The African Development Bank will launch the “Green Baseload” facility under the Sustainable Energy Fund for Africa (SEFA) to provide concessional finance and technical assistance to support penetration and scale-up of renewable energy to displace coal generation.
The African Development Bank has launched the “Desert to Power”, a $10 billion initiative to build the world’s largest solar zone across the Sahel and provide electricity for 250 million people. Through the Africa Nationally Determined Contribution (NDC) Support Facility, the Bank will provide technical Assistance to 30 African Countries to support coordinated NDC integration into SDGs and National Development Plans.
– France: The Agence Française de Développement (AFD) together with the Trade Development Bank (TDB) announced the opening of a new credit line of USD 120 million dedicated entirely to financing climate projects. The Agence Française de Développement (AFD) will increase its funding for ISA solar projects to €1.5 billion by 2022 and announced reaching 1,6bn€ for adaptation in 2018, including 750M€ in Africa.

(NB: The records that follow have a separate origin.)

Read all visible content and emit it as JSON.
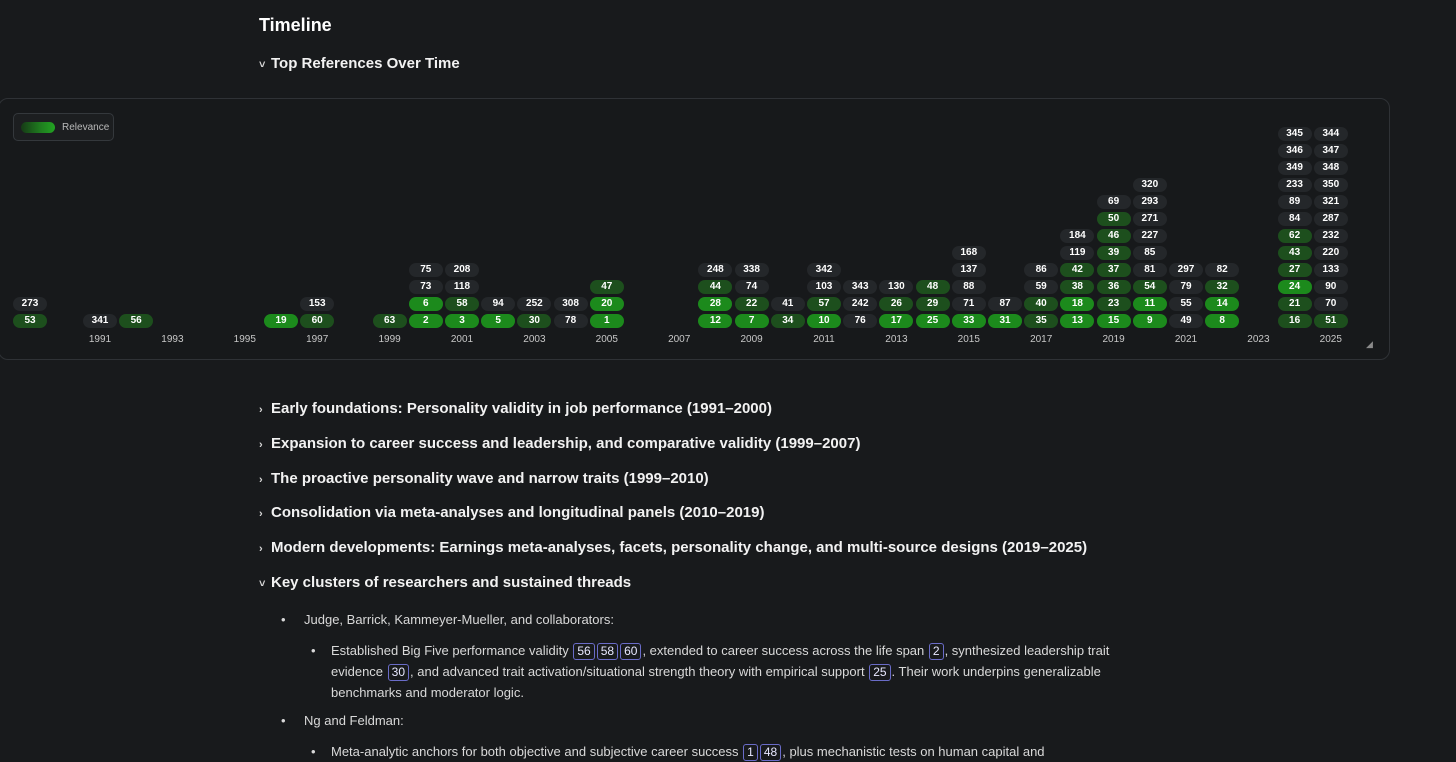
{
  "title": "Timeline",
  "top_refs_toggle": {
    "chevron": "˅",
    "label": "Top References Over Time"
  },
  "legend": {
    "label": "Relevance"
  },
  "colors": {
    "background": "#181a1c",
    "pill_dark": "#24272a",
    "pill_mid": "#1d4f1d",
    "pill_bright": "#1c8a1c",
    "ref_border": "#6a6cc8"
  },
  "chart_data": {
    "type": "table",
    "x_tick_labels": [
      "1991",
      "1993",
      "1995",
      "1997",
      "1999",
      "2001",
      "2003",
      "2005",
      "2007",
      "2009",
      "2011",
      "2013",
      "2015",
      "2017",
      "2019",
      "2021",
      "2023",
      "2025"
    ],
    "columns": [
      {
        "year": 1990,
        "refs": [
          53,
          273
        ],
        "tone": [
          "mid",
          "dark"
        ]
      },
      {
        "year": 1991,
        "refs": [
          341
        ],
        "tone": [
          "dark"
        ]
      },
      {
        "year": 1992,
        "refs": [
          56
        ],
        "tone": [
          "mid"
        ]
      },
      {
        "year": 1996,
        "refs": [
          19
        ],
        "tone": [
          "bright"
        ]
      },
      {
        "year": 1997,
        "refs": [
          60,
          153
        ],
        "tone": [
          "mid",
          "dark"
        ]
      },
      {
        "year": 1999,
        "refs": [
          63
        ],
        "tone": [
          "mid"
        ]
      },
      {
        "year": 2000,
        "refs": [
          2,
          6,
          73,
          75
        ],
        "tone": [
          "bright",
          "bright",
          "dark",
          "dark"
        ]
      },
      {
        "year": 2001,
        "refs": [
          3,
          58,
          118,
          208
        ],
        "tone": [
          "bright",
          "mid",
          "dark",
          "dark"
        ]
      },
      {
        "year": 2002,
        "refs": [
          5,
          94
        ],
        "tone": [
          "bright",
          "dark"
        ]
      },
      {
        "year": 2003,
        "refs": [
          30,
          252
        ],
        "tone": [
          "mid",
          "dark"
        ]
      },
      {
        "year": 2004,
        "refs": [
          78,
          308
        ],
        "tone": [
          "dark",
          "dark"
        ]
      },
      {
        "year": 2005,
        "refs": [
          1,
          20,
          47
        ],
        "tone": [
          "bright",
          "bright",
          "mid"
        ]
      },
      {
        "year": 2008,
        "refs": [
          12,
          28,
          44,
          248
        ],
        "tone": [
          "bright",
          "bright",
          "mid",
          "dark"
        ]
      },
      {
        "year": 2009,
        "refs": [
          7,
          22,
          74,
          338
        ],
        "tone": [
          "bright",
          "mid",
          "dark",
          "dark"
        ]
      },
      {
        "year": 2010,
        "refs": [
          34,
          41
        ],
        "tone": [
          "mid",
          "dark"
        ]
      },
      {
        "year": 2011,
        "refs": [
          10,
          57,
          103,
          342
        ],
        "tone": [
          "bright",
          "mid",
          "dark",
          "dark"
        ]
      },
      {
        "year": 2012,
        "refs": [
          76,
          242,
          343
        ],
        "tone": [
          "dark",
          "dark",
          "dark"
        ]
      },
      {
        "year": 2013,
        "refs": [
          17,
          26,
          130
        ],
        "tone": [
          "bright",
          "mid",
          "dark"
        ]
      },
      {
        "year": 2014,
        "refs": [
          25,
          29,
          48
        ],
        "tone": [
          "bright",
          "mid",
          "mid"
        ]
      },
      {
        "year": 2015,
        "refs": [
          33,
          71,
          88,
          137,
          168
        ],
        "tone": [
          "bright",
          "dark",
          "dark",
          "dark",
          "dark"
        ]
      },
      {
        "year": 2016,
        "refs": [
          31,
          87
        ],
        "tone": [
          "bright",
          "dark"
        ]
      },
      {
        "year": 2017,
        "refs": [
          35,
          40,
          59,
          86
        ],
        "tone": [
          "mid",
          "mid",
          "dark",
          "dark"
        ]
      },
      {
        "year": 2018,
        "refs": [
          13,
          18,
          38,
          42,
          119,
          184
        ],
        "tone": [
          "bright",
          "bright",
          "mid",
          "mid",
          "dark",
          "dark"
        ]
      },
      {
        "year": 2019,
        "refs": [
          15,
          23,
          36,
          37,
          39,
          46,
          50,
          69
        ],
        "tone": [
          "bright",
          "mid",
          "mid",
          "mid",
          "mid",
          "mid",
          "mid",
          "dark"
        ]
      },
      {
        "year": 2020,
        "refs": [
          9,
          11,
          54,
          81,
          85,
          227,
          271,
          293,
          320
        ],
        "tone": [
          "bright",
          "bright",
          "mid",
          "dark",
          "dark",
          "dark",
          "dark",
          "dark",
          "dark"
        ]
      },
      {
        "year": 2021,
        "refs": [
          49,
          55,
          79,
          297
        ],
        "tone": [
          "dark",
          "dark",
          "dark",
          "dark"
        ]
      },
      {
        "year": 2022,
        "refs": [
          8,
          14,
          32,
          82
        ],
        "tone": [
          "bright",
          "bright",
          "mid",
          "dark"
        ]
      },
      {
        "year": 2024,
        "refs": [
          16,
          21,
          24,
          27,
          43,
          62,
          84,
          89,
          233,
          349,
          346,
          345
        ],
        "tone": [
          "mid",
          "mid",
          "bright",
          "mid",
          "mid",
          "mid",
          "dark",
          "dark",
          "dark",
          "dark",
          "dark",
          "dark"
        ]
      },
      {
        "year": 2025,
        "refs": [
          51,
          70,
          90,
          133,
          220,
          232,
          287,
          321,
          350,
          348,
          347,
          344
        ],
        "tone": [
          "mid",
          "dark",
          "dark",
          "dark",
          "dark",
          "dark",
          "dark",
          "dark",
          "dark",
          "dark",
          "dark",
          "dark"
        ]
      }
    ]
  },
  "sections": [
    {
      "chevron": "›",
      "label": "Early foundations: Personality validity in job performance (1991–2000)"
    },
    {
      "chevron": "›",
      "label": "Expansion to career success and leadership, and comparative validity (1999–2007)"
    },
    {
      "chevron": "›",
      "label": "The proactive personality wave and narrow traits (1999–2010)"
    },
    {
      "chevron": "›",
      "label": "Consolidation via meta-analyses and longitudinal panels (2010–2019)"
    },
    {
      "chevron": "›",
      "label": "Modern developments: Earnings meta-analyses, facets, personality change, and multi-source designs (2019–2025)"
    },
    {
      "chevron": "˅",
      "label": "Key clusters of researchers and sustained threads"
    }
  ],
  "clusters": {
    "judge": {
      "name": "Judge, Barrick, Kammeyer-Mueller, and collaborators:",
      "detail": {
        "t1": "Established Big Five performance validity",
        "r1": "56",
        "r2": "58",
        "r3": "60",
        "t2": ", extended to career success across the life span",
        "r4": "2",
        "t3": ", synthesized leadership",
        "t4": "trait evidence",
        "r5": "30",
        "t5": ", and advanced trait activation/situational strength theory with empirical support",
        "r6": "25",
        "t6": ". Their work underpins",
        "t7": "generalizable benchmarks and moderator logic."
      }
    },
    "ng": {
      "name": "Ng and Feldman:",
      "detail": {
        "t1": "Meta-analytic anchors for both objective and subjective career success",
        "r1": "1",
        "r2": "48",
        "t2": ", plus mechanistic tests on human capital and"
      }
    }
  }
}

– The Livelihoods Carbon Fund is doubling its investment in the Livelihoods-Hifadhi project to reach a total of 8M€. The overall project will improve the lives of 600,000 people, save 2,400 ha of forests and avoid the emission of about 3,5 million tons of CO2. In Swahili, “Hifadhi” means “to preserve”. The Livelihoods-Hifadhi project was named after its two objectives: to preserve forests to mitigate climate change, and to preserve the health of women and young girls.
– Lion’s share Initiative (United Nations Development Programme):
corporate partner JCDecaux, the world’s largest outdoor media company, has joined The Lion’s Share Fund, a unique initiative raising much-needed funds to support wildlife conservation and a global call on other companies to join the initiative.
– Sweden announced a pledge of SEK 700 million (66,3M€): (i) The Nordic Environment Finance Corporation (NEFCO) and Swedish International Development Cooperation Agency (SIDA) will cooperate on expanding off-grid electricity solutions in sub-Saharan African countries by social impact procurement. Sweden will contribute an initial SEK 500 million (approx. 48M€) (ii) Sweden will further contribute to adaption to climate change in Africa with a new contribution of SEK 100 million to the Adaptation Fund (AF) and (iii) Sweden will make a new contribution to The Fund for the least developed countries (LDCF) of SEK 100 million.
– France: The Agence Française de Développement (AFD) will launch a Biodiversity Facility (10M€) to support 16 countries develop their national biodiversity strategies in collaboration with WWF and IUCN.
– The Global Alliance for Smart Cities in Africa (GASCA) was announced to provide access to clean energy and connectivity through a smart lamppost program (R20, Solektra, Di Caprio Foundation, Société Générale, JCDecaux and Signify).
– The Sub national Climate Fund Africa is committed to raise $350 million in 4 years to fund the development of low-carbon infrastructure projects (zero waste, decentralized renewable energy and energy efficiency) in Africa. Announced in New York during the September 2018 One Planet Summit by R20 and Impact Fund Manager BlueOrchard Finance, the Egypt-based African Export Import Bank (Afreximbank), the Green Climate Fund, the European Commission and the Global Covenant of Mayors, with the support of AfroChampions, this new Climate Fund is the first blended-finance investment vehicle of this kind involving African investments for climate.